- Why does Ireland have so many accents?
- Is Dublin 4 Posh?
- Why are foreign accents attractive?
- Is Irish a dying language?
- What language is mostly spoken in Ireland?
- What is the Irish accent called?
- Are Irish accents attractive?
- What does brogue mean in Irish?
- What letters are missing from the Irish alphabet?
- Why do I have a weird accent?
- Why do accents go away when singing?
- Where does the accent come from?
- Why can’t Irish say th?
- How did America lose its British accent?
- What is a Dublin accent?
Why does Ireland have so many accents?
For an island which is geographically very small, Ireland has an incredibly diverse accent culture, which is part due to our very complicated relationship with the English language.
It is unquestionable that core aspects of a media-based American accent are evident amongst this sector of our population..
Is Dublin 4 Posh?
Simply explained in geographical terms, D4 (short for ‘ Dublin 4’) is a postal district in the Southside of Dublin encompassing Ballsbridge, Donnybrook and Sandymount (and less affluent Ringsend and Irishtown). … The name itself has always been shorthand for ‘posh’ Dublin.
Why are foreign accents attractive?
People tend to think a foreign accent is more interesting and more sexy, says Guy Winch, a psychotherapist from Britain who’s long been based in the United States, “because in general we tend to value what’s less common.” Americans associate a British accent with someone being “more intelligent, more sophisticated and …
Is Irish a dying language?
The study concluded that, on current trends, the survival of Irish as a community language in Gaeltacht areas is unlikely. A follow-up report by the same author published in 2015 concluded that Irish would die as a community language in the Gaeltacht within a decade.
What language is mostly spoken in Ireland?
Irish GaelicBBC – Languages – Languages. Irish Gaelic is recognised as the first official language of the Republic of Ireland. The other official language, which is more commonly used, is English. Around 30% of the 3.5m population are able to speak Irish, and 5% use it regularly.
What is the Irish accent called?
Hiberno-English (from Latin Hibernia: “Ireland”) or Irish English (Ulster Scots: Erse Inglis, Irish: Béarla na hÉireann) is the set of English dialects natively written and spoken within the island of Ireland (including both the Republic of Ireland and Northern Ireland).
Are Irish accents attractive?
The study of 4,000 adults, published today, reveals that 27 per cent considered the Irish accent most attractive. A Northern Irish accent was considered most attractive by only 8 per cent of those surveyed.
What does brogue mean in Irish?

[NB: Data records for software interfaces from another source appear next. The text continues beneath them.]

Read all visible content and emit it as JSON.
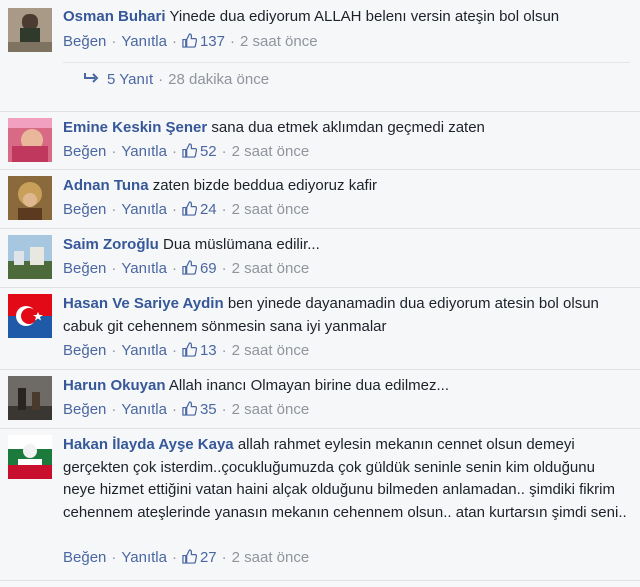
{
  "action_labels": {
    "like": "Beğen",
    "reply": "Yanıtla"
  },
  "comments": [
    {
      "author": "Osman Buhari",
      "text": "Yinede dua ediyorum ALLAH belenı versin ateşin bol olsun",
      "likes": "137",
      "time": "2 saat önce"
    },
    {
      "author": "Emine Keskin Şener",
      "text": "sana dua etmek aklımdan geçmedi zaten",
      "likes": "52",
      "time": "2 saat önce"
    },
    {
      "author": "Adnan Tuna",
      "text": "zaten bizde beddua ediyoruz kafir",
      "likes": "24",
      "time": "2 saat önce"
    },
    {
      "author": "Saim Zoroğlu",
      "text": "Dua müslümana edilir...",
      "likes": "69",
      "time": "2 saat önce"
    },
    {
      "author": "Hasan Ve Sariye Aydin",
      "text": "ben yinede dayanamadin dua ediyorum atesin bol olsun cabuk git cehennem sönmesin sana iyi yanmalar",
      "likes": "13",
      "time": "2 saat önce"
    },
    {
      "author": "Harun Okuyan",
      "text": "Allah inancı Olmayan birine dua edilmez...",
      "likes": "35",
      "time": "2 saat önce"
    },
    {
      "author": "Hakan İlayda Ayşe Kaya",
      "text": "allah rahmet eylesin mekanın cennet olsun demeyi gerçekten çok isterdim..çocukluğumuzda çok güldük seninle senin kim olduğunu neye hizmet ettiğini vatan haini alçak olduğunu bilmeden anlamadan.. şimdiki fikrim cehennem ateşlerinde yanasın mekanın cehennem olsun.. atan kurtarsın şimdi seni..",
      "likes": "27",
      "time": "2 saat önce"
    }
  ],
  "replies_summary": {
    "label": "5 Yanıt",
    "time": "28 dakika önce"
  }
}
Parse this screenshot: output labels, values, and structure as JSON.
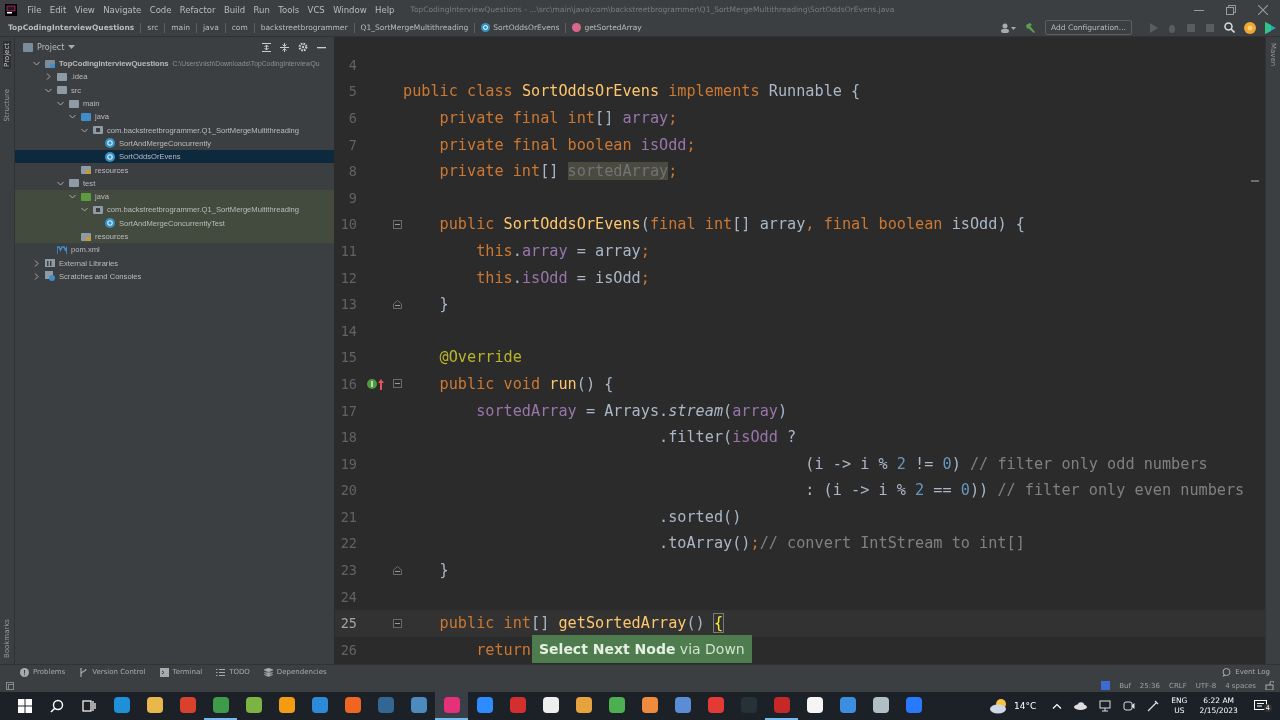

Brogue the shoe comes from the Irish word bróg, which probably derives from an Old Norse term meaning “leg covering.” Brogue the accent comes from a different Irish word, barróg, which means “accent” or “speech impediment.”
What letters are missing from the Irish alphabet?
The traditional standard Irish alphabet consists of 18 letters: a b c d e f g h i l m n o p r s t u. Thus, it does not contain the following letters used in English: j, k, q, v, w, x, y, z. The vowels may be accented as follows: á é í ó ú.
Why do I have a weird accent?
When people move to new places their accents change naturally as they unconsciously mimic the speech they hear around them. … All these things have sparked cases of Foreign Accent Syndrome, a disorder which gives people strange lilts, causes them to stress weird consonants, and all-over messes up the way they talk.
Why do accents go away when singing?
A person’s accent is easily detectable when they are speaking at normal speed. When singing, the pace is often slower. … As a result, regional accents can disappear because syllables are stretched out and stresses fall differently than in normal speech.
Where does the accent come from?
How Do Accents Develop? Put simply, accents are born when speakers of the same language become isolated and, through evolution, unwittingly agree on new names or pronunciations for words. Dozens of these small changes result in a local ‘code’ that’s not easily understood by outsiders.
Why can’t Irish say th?
When Irish speakers first started learning English a few hundred years ago, they approximated the dh and th sounds to the d and t of their native language and that is how the accent of their dialect arose. That dialect is sometimes called Hiberno-English.
How did America lose its British accent?
All of these languages influenced American English, as did the English-speaking colonists’ origins in different parts of England, Wales and Scotland. Later, as metropolitan centers such as Boston and New York City had more contact with England, they adopted the then-trendy r-less accent of the English upper class.
What is a Dublin accent?
Most speakers from Dublin and its suburbs have accent features falling variously along the entire middle as well as the newer end of the spectrum, which together form what is called non-local Dublin English, spoken by middle- and upper-class natives of Dublin and the greater eastern Irish region surrounding the city.